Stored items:
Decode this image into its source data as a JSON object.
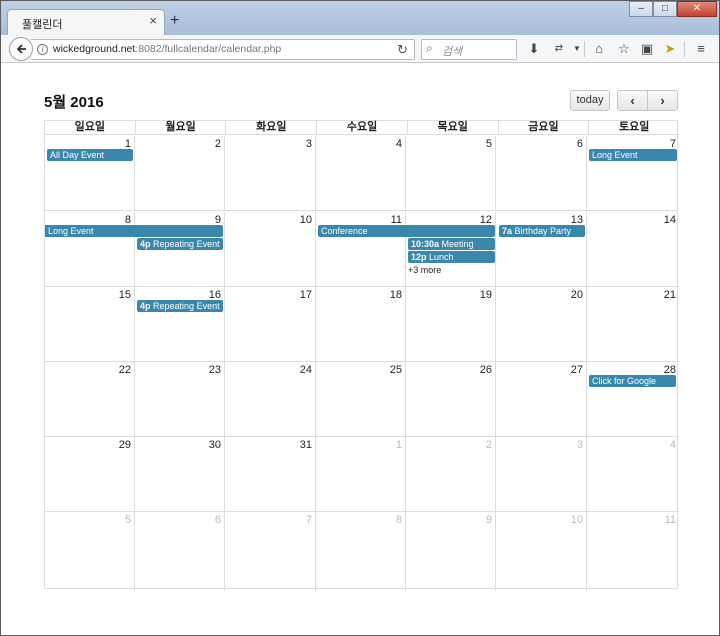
{
  "browser": {
    "tab_title": "풀캘린더",
    "tab_close": "×",
    "new_tab": "+",
    "url_domain": "wickedground.net",
    "url_rest": ":8082/fullcalendar/calendar.php",
    "search_placeholder": "검색"
  },
  "calendar": {
    "title": "5월 2016",
    "today_label": "today",
    "prev_label": "‹",
    "next_label": "›",
    "weekdays": [
      "일요일",
      "월요일",
      "화요일",
      "수요일",
      "목요일",
      "금요일",
      "토요일"
    ],
    "weeks": [
      [
        {
          "n": "1"
        },
        {
          "n": "2"
        },
        {
          "n": "3"
        },
        {
          "n": "4"
        },
        {
          "n": "5"
        },
        {
          "n": "6"
        },
        {
          "n": "7"
        }
      ],
      [
        {
          "n": "8"
        },
        {
          "n": "9"
        },
        {
          "n": "10"
        },
        {
          "n": "11"
        },
        {
          "n": "12"
        },
        {
          "n": "13"
        },
        {
          "n": "14"
        }
      ],
      [
        {
          "n": "15"
        },
        {
          "n": "16"
        },
        {
          "n": "17"
        },
        {
          "n": "18"
        },
        {
          "n": "19"
        },
        {
          "n": "20"
        },
        {
          "n": "21"
        }
      ],
      [
        {
          "n": "22"
        },
        {
          "n": "23"
        },
        {
          "n": "24"
        },
        {
          "n": "25"
        },
        {
          "n": "26"
        },
        {
          "n": "27"
        },
        {
          "n": "28"
        }
      ],
      [
        {
          "n": "29"
        },
        {
          "n": "30"
        },
        {
          "n": "31"
        },
        {
          "n": "1",
          "other": true
        },
        {
          "n": "2",
          "other": true
        },
        {
          "n": "3",
          "other": true
        },
        {
          "n": "4",
          "other": true
        }
      ],
      [
        {
          "n": "5",
          "other": true
        },
        {
          "n": "6",
          "other": true
        },
        {
          "n": "7",
          "other": true
        },
        {
          "n": "8",
          "other": true
        },
        {
          "n": "9",
          "other": true
        },
        {
          "n": "10",
          "other": true
        },
        {
          "n": "11",
          "other": true
        }
      ]
    ],
    "events": [
      {
        "title": "All Day Event",
        "time": ""
      },
      {
        "title": "Long Event",
        "time": ""
      },
      {
        "title": "Long Event",
        "time": ""
      },
      {
        "title": "Repeating Event",
        "time": "4p"
      },
      {
        "title": "Conference",
        "time": ""
      },
      {
        "title": "Meeting",
        "time": "10:30a"
      },
      {
        "title": "Lunch",
        "time": "12p"
      },
      {
        "title": "Birthday Party",
        "time": "7a"
      },
      {
        "title": "Repeating Event",
        "time": "4p"
      },
      {
        "title": "Click for Google",
        "time": ""
      }
    ],
    "more_label": "+3 more",
    "event_color": "#3a87ad"
  }
}
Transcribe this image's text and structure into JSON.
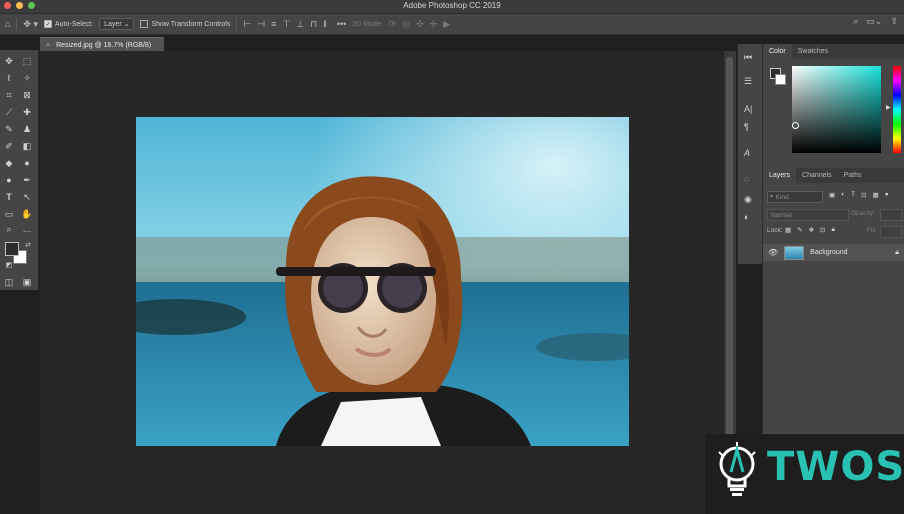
{
  "window": {
    "title": "Adobe Photoshop CC 2019"
  },
  "options_bar": {
    "auto_select_label": "Auto-Select:",
    "auto_select_checked": true,
    "layer_select_value": "Layer",
    "show_transform_label": "Show Transform Controls",
    "mode_3d_label": "3D Mode:"
  },
  "document": {
    "tab_title": "Resized.jpg @ 16.7% (RGB/8)"
  },
  "panels": {
    "color_tabs": [
      "Color",
      "Swatches"
    ],
    "layer_tabs": [
      "Layers",
      "Channels",
      "Paths"
    ],
    "filter_kind": "Kind",
    "blend_mode": "Normal",
    "opacity_label": "Opacity:",
    "lock_label": "Lock:",
    "fill_label": "Fill:",
    "layer_name": "Background"
  },
  "watermark": {
    "text": "TWOS"
  },
  "colors": {
    "accent": "#29c1b1",
    "ui_dark": "#272727",
    "ui_mid": "#454545"
  }
}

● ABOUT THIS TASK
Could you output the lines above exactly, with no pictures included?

● SOLUTION TO THIS EXERCISE
Decode this image into its source data as a JSON object.
{
  "browser": {
    "tab_title": "풀캘린더",
    "tab_close": "×",
    "new_tab": "+",
    "url_domain": "wickedground.net",
    "url_rest": ":8082/fullcalendar/calendar.php",
    "search_placeholder": "검색"
  },
  "calendar": {
    "title": "5월 2016",
    "today_label": "today",
    "prev_label": "‹",
    "next_label": "›",
    "weekdays": [
      "일요일",
      "월요일",
      "화요일",
      "수요일",
      "목요일",
      "금요일",
      "토요일"
    ],
    "weeks": [
      [
        {
          "n": "1"
        },
        {
          "n": "2"
        },
        {
          "n": "3"
        },
        {
          "n": "4"
        },
        {
          "n": "5"
        },
        {
          "n": "6"
        },
        {
          "n": "7"
        }
      ],
      [
        {
          "n": "8"
        },
        {
          "n": "9"
        },
        {
          "n": "10"
        },
        {
          "n": "11"
        },
        {
          "n": "12"
        },
        {
          "n": "13"
        },
        {
          "n": "14"
        }
      ],
      [
        {
          "n": "15"
        },
        {
          "n": "16"
        },
        {
          "n": "17"
        },
        {
          "n": "18"
        },
        {
          "n": "19"
        },
        {
          "n": "20"
        },
        {
          "n": "21"
        }
      ],
      [
        {
          "n": "22"
        },
        {
          "n": "23"
        },
        {
          "n": "24"
        },
        {
          "n": "25"
        },
        {
          "n": "26"
        },
        {
          "n": "27"
        },
        {
          "n": "28"
        }
      ],
      [
        {
          "n": "29"
        },
        {
          "n": "30"
        },
        {
          "n": "31"
        },
        {
          "n": "1",
          "other": true
        },
        {
          "n": "2",
          "other": true
        },
        {
          "n": "3",
          "other": true
        },
        {
          "n": "4",
          "other": true
        }
      ],
      [
        {
          "n": "5",
          "other": true
        },
        {
          "n": "6",
          "other": true
        },
        {
          "n": "7",
          "other": true
        },
        {
          "n": "8",
          "other": true
        },
        {
          "n": "9",
          "other": true
        },
        {
          "n": "10",
          "other": true
        },
        {
          "n": "11",
          "other": true
        }
      ]
    ],
    "events": [
      {
        "title": "All Day Event",
        "time": ""
      },
      {
        "title": "Long Event",
        "time": ""
      },
      {
        "title": "Long Event",
        "time": ""
      },
      {
        "title": "Repeating Event",
        "time": "4p"
      },
      {
        "title": "Conference",
        "time": ""
      },
      {
        "title": "Meeting",
        "time": "10:30a"
      },
      {
        "title": "Lunch",
        "time": "12p"
      },
      {
        "title": "Birthday Party",
        "time": "7a"
      },
      {
        "title": "Repeating Event",
        "time": "4p"
      },
      {
        "title": "Click for Google",
        "time": ""
      }
    ],
    "more_label": "+3 more",
    "event_color": "#3a87ad"
  }
}
Transcribe this image's text and structure into JSON.
{
  "window": {
    "title": "Adobe Photoshop CC 2019"
  },
  "options_bar": {
    "auto_select_label": "Auto-Select:",
    "auto_select_checked": true,
    "layer_select_value": "Layer",
    "show_transform_label": "Show Transform Controls",
    "mode_3d_label": "3D Mode:"
  },
  "document": {
    "tab_title": "Resized.jpg @ 16.7% (RGB/8)"
  },
  "panels": {
    "color_tabs": [
      "Color",
      "Swatches"
    ],
    "layer_tabs": [
      "Layers",
      "Channels",
      "Paths"
    ],
    "filter_kind": "Kind",
    "blend_mode": "Normal",
    "opacity_label": "Opacity:",
    "lock_label": "Lock:",
    "fill_label": "Fill:",
    "layer_name": "Background"
  },
  "watermark": {
    "text": "TWOS"
  },
  "colors": {
    "accent": "#29c1b1",
    "ui_dark": "#272727",
    "ui_mid": "#454545"
  }
}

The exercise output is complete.